Problem
Below are the records; count the lines in which "this" occurs and report only that number.

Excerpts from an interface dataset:
☆ ☆ ☆ ☆
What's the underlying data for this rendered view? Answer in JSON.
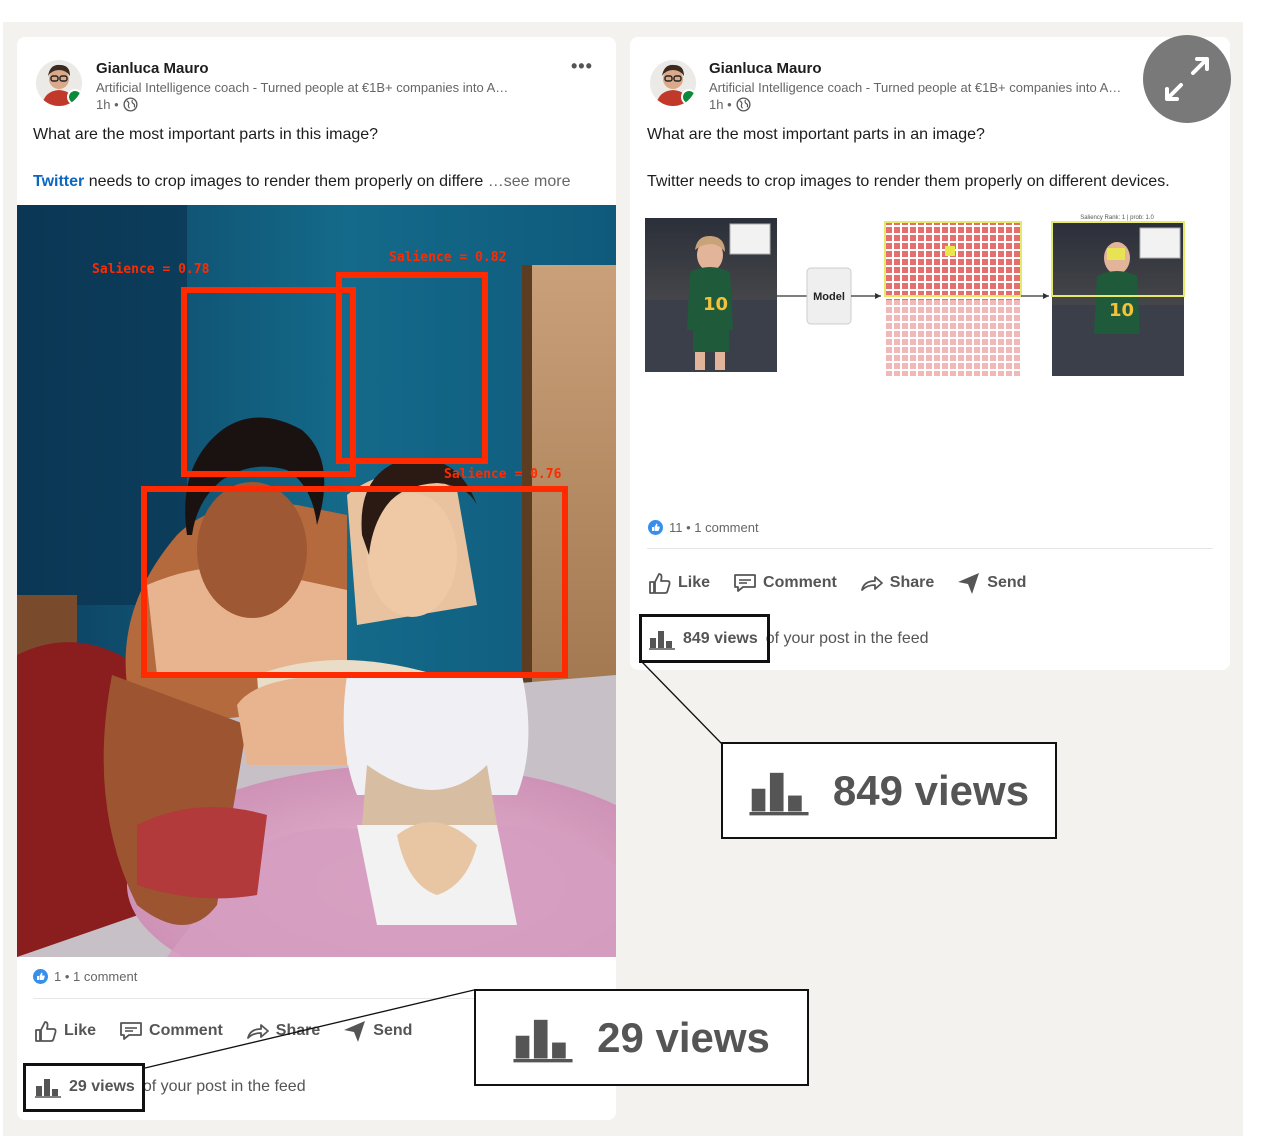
{
  "left_post": {
    "author": "Gianluca Mauro",
    "headline": "Artificial Intelligence coach - Turned people at €1B+ companies into A…",
    "time": "1h •",
    "text": "What are the most important parts in this image?",
    "line2_link": "Twitter",
    "line2_rest": " needs to crop images to render them properly on differe",
    "see_more": "…see more",
    "salience": [
      "Salience = 0.78",
      "Salience = 0.82",
      "Salience = 0.76"
    ],
    "reactions": "1 • 1 comment",
    "actions": {
      "like": "Like",
      "comment": "Comment",
      "share": "Share",
      "send": "Send"
    },
    "views": "29 views",
    "views_suffix": "of your post in the feed",
    "callout": "29 views"
  },
  "right_post": {
    "author": "Gianluca Mauro",
    "headline": "Artificial Intelligence coach - Turned people at €1B+ companies into A…",
    "time": "1h •",
    "text": "What are the most important parts in an image?",
    "line2": "Twitter needs to crop images to render them properly on different devices.",
    "diagram": {
      "model_label": "Model",
      "saliency_caption": "Saliency Rank: 1 | prob: 1.0"
    },
    "reactions": "11 • 1 comment",
    "actions": {
      "like": "Like",
      "comment": "Comment",
      "share": "Share",
      "send": "Send"
    },
    "views": "849 views",
    "views_suffix": "of your post in the feed",
    "callout": "849 views"
  },
  "colors": {
    "salience_box": "#ff2a00",
    "link": "#0a66c2",
    "canvas": "#f3f2ef",
    "online": "#0a8a3a"
  },
  "icons": [
    "more-icon",
    "globe-icon",
    "like-icon",
    "comment-icon",
    "share-icon",
    "send-icon",
    "analytics-icon",
    "expand-icon"
  ]
}
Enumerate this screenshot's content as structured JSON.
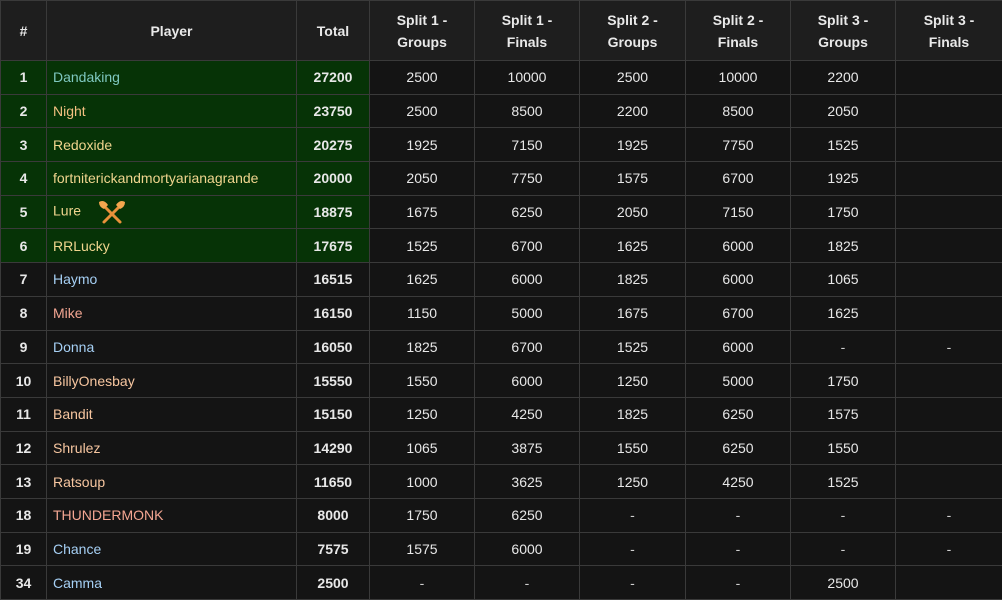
{
  "columns": [
    "#",
    "Player",
    "Total",
    "Split 1 -\nGroups",
    "Split 1 -\nFinals",
    "Split 2 -\nGroups",
    "Split 2 -\nFinals",
    "Split 3 -\nGroups",
    "Split 3 -\nFinals"
  ],
  "colors": {
    "qualified_bg": "#063306",
    "table_bg": "#141414",
    "header_bg": "#1e1e1e",
    "border": "#3a3a3a"
  },
  "rows": [
    {
      "rank": "1",
      "name": "Dandaking",
      "name_color": "teal",
      "total": "27200",
      "s1g": "2500",
      "s1f": "10000",
      "s2g": "2500",
      "s2f": "10000",
      "s3g": "2200",
      "s3f": "",
      "qualified": true
    },
    {
      "rank": "2",
      "name": "Night",
      "name_color": "orange",
      "total": "23750",
      "s1g": "2500",
      "s1f": "8500",
      "s2g": "2200",
      "s2f": "8500",
      "s3g": "2050",
      "s3f": "",
      "qualified": true
    },
    {
      "rank": "3",
      "name": "Redoxide",
      "name_color": "sand",
      "total": "20275",
      "s1g": "1925",
      "s1f": "7150",
      "s2g": "1925",
      "s2f": "7750",
      "s3g": "1525",
      "s3f": "",
      "qualified": true
    },
    {
      "rank": "4",
      "name": "fortniterickandmortyarianagrande",
      "name_color": "sand",
      "total": "20000",
      "s1g": "2050",
      "s1f": "7750",
      "s2g": "1575",
      "s2f": "6700",
      "s3g": "1925",
      "s3f": "",
      "qualified": true
    },
    {
      "rank": "5",
      "name": "Lure",
      "name_color": "sand",
      "icon": "crossed-axes-icon",
      "total": "18875",
      "s1g": "1675",
      "s1f": "6250",
      "s2g": "2050",
      "s2f": "7150",
      "s3g": "1750",
      "s3f": "",
      "qualified": true
    },
    {
      "rank": "6",
      "name": "RRLucky",
      "name_color": "sand",
      "total": "17675",
      "s1g": "1525",
      "s1f": "6700",
      "s2g": "1625",
      "s2f": "6000",
      "s3g": "1825",
      "s3f": "",
      "qualified": true
    },
    {
      "rank": "7",
      "name": "Haymo",
      "name_color": "blue",
      "total": "16515",
      "s1g": "1625",
      "s1f": "6000",
      "s2g": "1825",
      "s2f": "6000",
      "s3g": "1065",
      "s3f": "",
      "qualified": false
    },
    {
      "rank": "8",
      "name": "Mike",
      "name_color": "salmon",
      "total": "16150",
      "s1g": "1150",
      "s1f": "5000",
      "s2g": "1675",
      "s2f": "6700",
      "s3g": "1625",
      "s3f": "",
      "qualified": false
    },
    {
      "rank": "9",
      "name": "Donna",
      "name_color": "blue",
      "total": "16050",
      "s1g": "1825",
      "s1f": "6700",
      "s2g": "1525",
      "s2f": "6000",
      "s3g": "-",
      "s3f": "-",
      "qualified": false
    },
    {
      "rank": "10",
      "name": "BillyOnesbay",
      "name_color": "peach",
      "total": "15550",
      "s1g": "1550",
      "s1f": "6000",
      "s2g": "1250",
      "s2f": "5000",
      "s3g": "1750",
      "s3f": "",
      "qualified": false
    },
    {
      "rank": "11",
      "name": "Bandit",
      "name_color": "peach",
      "total": "15150",
      "s1g": "1250",
      "s1f": "4250",
      "s2g": "1825",
      "s2f": "6250",
      "s3g": "1575",
      "s3f": "",
      "qualified": false
    },
    {
      "rank": "12",
      "name": "Shrulez",
      "name_color": "peach",
      "total": "14290",
      "s1g": "1065",
      "s1f": "3875",
      "s2g": "1550",
      "s2f": "6250",
      "s3g": "1550",
      "s3f": "",
      "qualified": false
    },
    {
      "rank": "13",
      "name": "Ratsoup",
      "name_color": "peach",
      "total": "11650",
      "s1g": "1000",
      "s1f": "3625",
      "s2g": "1250",
      "s2f": "4250",
      "s3g": "1525",
      "s3f": "",
      "qualified": false
    },
    {
      "rank": "18",
      "name": "THUNDERMONK",
      "name_color": "salmon",
      "total": "8000",
      "s1g": "1750",
      "s1f": "6250",
      "s2g": "-",
      "s2f": "-",
      "s3g": "-",
      "s3f": "-",
      "qualified": false
    },
    {
      "rank": "19",
      "name": "Chance",
      "name_color": "blue",
      "total": "7575",
      "s1g": "1575",
      "s1f": "6000",
      "s2g": "-",
      "s2f": "-",
      "s3g": "-",
      "s3f": "-",
      "qualified": false
    },
    {
      "rank": "34",
      "name": "Camma",
      "name_color": "blue",
      "total": "2500",
      "s1g": "-",
      "s1f": "-",
      "s2g": "-",
      "s2f": "-",
      "s3g": "2500",
      "s3f": "",
      "qualified": false
    }
  ]
}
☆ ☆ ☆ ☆
Answer section
3